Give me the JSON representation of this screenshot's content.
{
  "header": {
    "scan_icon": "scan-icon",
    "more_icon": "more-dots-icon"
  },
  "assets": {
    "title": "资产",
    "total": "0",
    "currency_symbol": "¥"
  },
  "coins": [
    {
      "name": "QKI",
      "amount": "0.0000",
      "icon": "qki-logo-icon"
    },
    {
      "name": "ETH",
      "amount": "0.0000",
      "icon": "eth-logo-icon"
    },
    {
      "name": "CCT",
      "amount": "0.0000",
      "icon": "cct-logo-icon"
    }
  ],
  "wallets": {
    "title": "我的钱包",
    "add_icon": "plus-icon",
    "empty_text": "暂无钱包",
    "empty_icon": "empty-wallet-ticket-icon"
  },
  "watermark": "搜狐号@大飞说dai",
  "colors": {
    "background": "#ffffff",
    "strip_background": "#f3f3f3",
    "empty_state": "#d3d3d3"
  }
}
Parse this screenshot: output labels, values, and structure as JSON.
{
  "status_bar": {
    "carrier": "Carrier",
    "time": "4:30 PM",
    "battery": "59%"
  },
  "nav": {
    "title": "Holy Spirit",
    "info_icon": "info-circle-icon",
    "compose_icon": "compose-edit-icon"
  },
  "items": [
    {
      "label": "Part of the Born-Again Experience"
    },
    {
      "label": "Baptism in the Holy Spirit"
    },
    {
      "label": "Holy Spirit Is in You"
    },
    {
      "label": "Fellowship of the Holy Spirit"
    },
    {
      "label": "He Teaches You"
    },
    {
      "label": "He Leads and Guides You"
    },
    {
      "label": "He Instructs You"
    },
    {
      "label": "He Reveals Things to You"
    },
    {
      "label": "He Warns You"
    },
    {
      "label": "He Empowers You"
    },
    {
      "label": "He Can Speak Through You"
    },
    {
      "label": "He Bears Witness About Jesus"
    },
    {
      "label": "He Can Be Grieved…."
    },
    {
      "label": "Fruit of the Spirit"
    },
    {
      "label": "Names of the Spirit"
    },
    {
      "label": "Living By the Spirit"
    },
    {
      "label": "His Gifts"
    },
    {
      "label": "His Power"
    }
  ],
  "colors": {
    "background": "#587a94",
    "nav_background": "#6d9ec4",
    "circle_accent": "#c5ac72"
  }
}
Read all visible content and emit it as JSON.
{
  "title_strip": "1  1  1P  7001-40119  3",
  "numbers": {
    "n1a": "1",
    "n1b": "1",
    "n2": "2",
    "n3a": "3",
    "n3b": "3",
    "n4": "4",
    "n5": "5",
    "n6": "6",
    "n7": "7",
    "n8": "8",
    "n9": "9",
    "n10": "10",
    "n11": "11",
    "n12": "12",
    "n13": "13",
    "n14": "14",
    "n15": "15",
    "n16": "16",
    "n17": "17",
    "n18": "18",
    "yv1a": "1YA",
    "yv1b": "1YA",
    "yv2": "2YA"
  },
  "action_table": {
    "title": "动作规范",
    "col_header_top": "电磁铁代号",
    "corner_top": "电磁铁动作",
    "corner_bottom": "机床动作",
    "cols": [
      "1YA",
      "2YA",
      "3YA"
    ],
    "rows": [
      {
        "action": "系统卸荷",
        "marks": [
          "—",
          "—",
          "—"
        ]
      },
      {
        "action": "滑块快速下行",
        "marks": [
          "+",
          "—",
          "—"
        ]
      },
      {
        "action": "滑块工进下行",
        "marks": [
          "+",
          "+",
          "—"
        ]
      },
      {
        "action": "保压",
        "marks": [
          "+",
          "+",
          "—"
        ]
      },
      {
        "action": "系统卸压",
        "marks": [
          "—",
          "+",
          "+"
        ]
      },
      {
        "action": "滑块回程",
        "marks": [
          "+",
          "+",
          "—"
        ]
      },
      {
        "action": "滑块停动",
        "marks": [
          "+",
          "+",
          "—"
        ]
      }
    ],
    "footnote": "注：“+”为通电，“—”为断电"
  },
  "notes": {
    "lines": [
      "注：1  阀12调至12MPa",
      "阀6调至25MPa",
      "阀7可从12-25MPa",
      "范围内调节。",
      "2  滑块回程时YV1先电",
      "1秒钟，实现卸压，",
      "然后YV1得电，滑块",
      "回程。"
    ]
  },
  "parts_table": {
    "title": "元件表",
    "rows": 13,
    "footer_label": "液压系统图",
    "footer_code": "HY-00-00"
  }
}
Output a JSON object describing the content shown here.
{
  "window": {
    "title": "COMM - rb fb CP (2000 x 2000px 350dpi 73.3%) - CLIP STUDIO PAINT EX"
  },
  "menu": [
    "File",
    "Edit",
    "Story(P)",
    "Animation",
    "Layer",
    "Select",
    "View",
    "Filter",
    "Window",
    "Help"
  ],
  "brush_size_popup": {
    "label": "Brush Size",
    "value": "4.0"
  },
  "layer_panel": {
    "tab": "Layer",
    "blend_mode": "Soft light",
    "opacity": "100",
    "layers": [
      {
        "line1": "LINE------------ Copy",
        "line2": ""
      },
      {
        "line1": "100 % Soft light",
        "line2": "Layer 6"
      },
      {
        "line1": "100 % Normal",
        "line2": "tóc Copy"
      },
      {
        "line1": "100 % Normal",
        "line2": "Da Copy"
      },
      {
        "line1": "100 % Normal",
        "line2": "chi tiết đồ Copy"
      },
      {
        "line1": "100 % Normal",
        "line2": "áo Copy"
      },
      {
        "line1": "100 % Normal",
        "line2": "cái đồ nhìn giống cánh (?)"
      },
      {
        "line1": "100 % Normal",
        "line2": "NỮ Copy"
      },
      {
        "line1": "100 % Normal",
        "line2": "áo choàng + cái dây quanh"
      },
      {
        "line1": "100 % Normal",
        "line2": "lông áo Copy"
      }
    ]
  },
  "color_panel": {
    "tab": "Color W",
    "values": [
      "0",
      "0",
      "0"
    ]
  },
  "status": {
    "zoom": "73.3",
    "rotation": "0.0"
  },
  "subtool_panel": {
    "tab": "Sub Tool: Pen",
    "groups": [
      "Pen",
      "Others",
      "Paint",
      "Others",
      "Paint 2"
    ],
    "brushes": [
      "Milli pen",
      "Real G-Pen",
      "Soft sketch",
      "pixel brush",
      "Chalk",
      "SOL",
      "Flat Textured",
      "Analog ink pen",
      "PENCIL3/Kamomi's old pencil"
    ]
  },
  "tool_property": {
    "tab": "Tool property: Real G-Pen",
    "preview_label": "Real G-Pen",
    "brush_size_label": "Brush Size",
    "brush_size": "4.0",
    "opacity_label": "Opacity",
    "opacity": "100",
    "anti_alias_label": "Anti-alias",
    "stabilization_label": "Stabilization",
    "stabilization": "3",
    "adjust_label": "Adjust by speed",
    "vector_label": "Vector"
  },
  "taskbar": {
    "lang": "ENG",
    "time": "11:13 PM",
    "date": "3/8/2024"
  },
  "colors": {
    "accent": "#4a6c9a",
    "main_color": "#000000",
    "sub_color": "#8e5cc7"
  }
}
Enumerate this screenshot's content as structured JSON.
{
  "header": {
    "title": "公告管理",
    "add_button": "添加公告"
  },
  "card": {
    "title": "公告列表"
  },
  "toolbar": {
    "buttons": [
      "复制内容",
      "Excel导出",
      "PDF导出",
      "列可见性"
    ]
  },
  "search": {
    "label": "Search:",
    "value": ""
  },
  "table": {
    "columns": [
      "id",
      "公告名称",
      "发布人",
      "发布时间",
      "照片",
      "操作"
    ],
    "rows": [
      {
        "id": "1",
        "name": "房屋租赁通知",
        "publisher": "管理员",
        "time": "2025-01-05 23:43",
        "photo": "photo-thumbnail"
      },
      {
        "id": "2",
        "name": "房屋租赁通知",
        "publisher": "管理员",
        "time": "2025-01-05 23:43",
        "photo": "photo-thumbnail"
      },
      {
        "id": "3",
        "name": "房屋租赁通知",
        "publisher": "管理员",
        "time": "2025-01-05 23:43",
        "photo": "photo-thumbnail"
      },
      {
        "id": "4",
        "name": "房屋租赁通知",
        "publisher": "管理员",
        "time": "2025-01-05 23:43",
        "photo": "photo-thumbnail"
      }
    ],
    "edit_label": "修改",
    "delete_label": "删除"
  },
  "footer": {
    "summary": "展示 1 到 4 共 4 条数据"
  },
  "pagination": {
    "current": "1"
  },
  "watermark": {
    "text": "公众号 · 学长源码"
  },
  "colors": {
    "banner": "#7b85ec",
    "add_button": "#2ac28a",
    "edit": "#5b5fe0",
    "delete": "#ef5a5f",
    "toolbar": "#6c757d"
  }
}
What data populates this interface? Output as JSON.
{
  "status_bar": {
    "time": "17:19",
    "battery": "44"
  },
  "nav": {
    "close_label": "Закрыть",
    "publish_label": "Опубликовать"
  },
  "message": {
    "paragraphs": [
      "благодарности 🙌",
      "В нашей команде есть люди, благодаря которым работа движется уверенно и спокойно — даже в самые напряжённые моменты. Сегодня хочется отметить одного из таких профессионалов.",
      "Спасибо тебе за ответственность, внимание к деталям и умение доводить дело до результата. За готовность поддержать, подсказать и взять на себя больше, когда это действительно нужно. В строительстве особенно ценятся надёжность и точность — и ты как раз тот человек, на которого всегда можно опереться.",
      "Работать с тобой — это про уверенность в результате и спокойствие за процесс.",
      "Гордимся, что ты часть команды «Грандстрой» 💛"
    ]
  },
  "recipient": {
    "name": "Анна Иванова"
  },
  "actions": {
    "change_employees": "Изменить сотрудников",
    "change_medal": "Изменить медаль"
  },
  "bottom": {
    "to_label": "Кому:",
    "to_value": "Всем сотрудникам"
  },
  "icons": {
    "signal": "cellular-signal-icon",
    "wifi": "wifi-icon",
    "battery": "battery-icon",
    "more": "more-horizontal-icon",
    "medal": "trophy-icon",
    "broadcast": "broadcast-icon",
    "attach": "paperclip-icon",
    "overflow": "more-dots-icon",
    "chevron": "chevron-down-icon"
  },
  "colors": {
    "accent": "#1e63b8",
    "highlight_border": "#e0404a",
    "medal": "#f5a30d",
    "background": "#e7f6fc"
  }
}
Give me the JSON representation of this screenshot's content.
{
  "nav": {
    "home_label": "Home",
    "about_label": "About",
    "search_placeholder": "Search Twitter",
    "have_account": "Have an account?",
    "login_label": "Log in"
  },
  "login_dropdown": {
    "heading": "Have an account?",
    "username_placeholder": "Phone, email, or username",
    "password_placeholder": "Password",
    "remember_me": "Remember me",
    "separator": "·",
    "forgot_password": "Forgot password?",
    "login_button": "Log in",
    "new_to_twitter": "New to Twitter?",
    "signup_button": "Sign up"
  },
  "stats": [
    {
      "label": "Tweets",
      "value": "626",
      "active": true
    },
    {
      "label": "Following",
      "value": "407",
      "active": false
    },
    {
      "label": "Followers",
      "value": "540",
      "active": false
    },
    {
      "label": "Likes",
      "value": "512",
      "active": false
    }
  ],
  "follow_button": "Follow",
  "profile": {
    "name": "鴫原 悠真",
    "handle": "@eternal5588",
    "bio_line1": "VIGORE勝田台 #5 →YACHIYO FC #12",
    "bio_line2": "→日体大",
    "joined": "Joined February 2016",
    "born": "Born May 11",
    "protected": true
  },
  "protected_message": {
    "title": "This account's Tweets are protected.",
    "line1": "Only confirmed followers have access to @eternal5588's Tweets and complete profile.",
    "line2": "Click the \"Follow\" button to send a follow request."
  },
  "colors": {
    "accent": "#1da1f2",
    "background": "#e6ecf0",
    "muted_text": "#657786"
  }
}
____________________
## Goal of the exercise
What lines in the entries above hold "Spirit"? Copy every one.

## Response to the task
    "title": "Holy Spirit",
      "label": "Baptism in the Holy Spirit"
      "label": "Holy Spirit Is in You"
      "label": "Fellowship of the Holy Spirit"
      "label": "Fruit of the Spirit"
      "label": "Names of the Spirit"
      "label": "Living By the Spirit"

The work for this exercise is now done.